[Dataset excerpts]
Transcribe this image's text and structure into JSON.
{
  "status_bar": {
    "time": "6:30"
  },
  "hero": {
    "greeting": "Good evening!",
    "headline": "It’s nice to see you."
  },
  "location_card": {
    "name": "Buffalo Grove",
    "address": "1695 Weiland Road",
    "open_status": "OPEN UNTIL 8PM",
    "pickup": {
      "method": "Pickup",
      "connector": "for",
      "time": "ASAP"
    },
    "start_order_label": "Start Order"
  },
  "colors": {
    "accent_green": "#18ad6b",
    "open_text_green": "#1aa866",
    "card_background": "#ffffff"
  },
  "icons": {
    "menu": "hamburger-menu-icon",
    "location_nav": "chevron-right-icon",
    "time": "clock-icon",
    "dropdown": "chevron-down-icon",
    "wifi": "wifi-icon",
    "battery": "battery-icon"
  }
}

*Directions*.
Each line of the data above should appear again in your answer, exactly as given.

*Result of the exercise*.
Transcribe this image's text and structure into JSON.
{
  "status_bar": {
    "time": "6:30"
  },
  "hero": {
    "greeting": "Good evening!",
    "headline": "It’s nice to see you."
  },
  "location_card": {
    "name": "Buffalo Grove",
    "address": "1695 Weiland Road",
    "open_status": "OPEN UNTIL 8PM",
    "pickup": {
      "method": "Pickup",
      "connector": "for",
      "time": "ASAP"
    },
    "start_order_label": "Start Order"
  },
  "colors": {
    "accent_green": "#18ad6b",
    "open_text_green": "#1aa866",
    "card_background": "#ffffff"
  },
  "icons": {
    "menu": "hamburger-menu-icon",
    "location_nav": "chevron-right-icon",
    "time": "clock-icon",
    "dropdown": "chevron-down-icon",
    "wifi": "wifi-icon",
    "battery": "battery-icon"
  }
}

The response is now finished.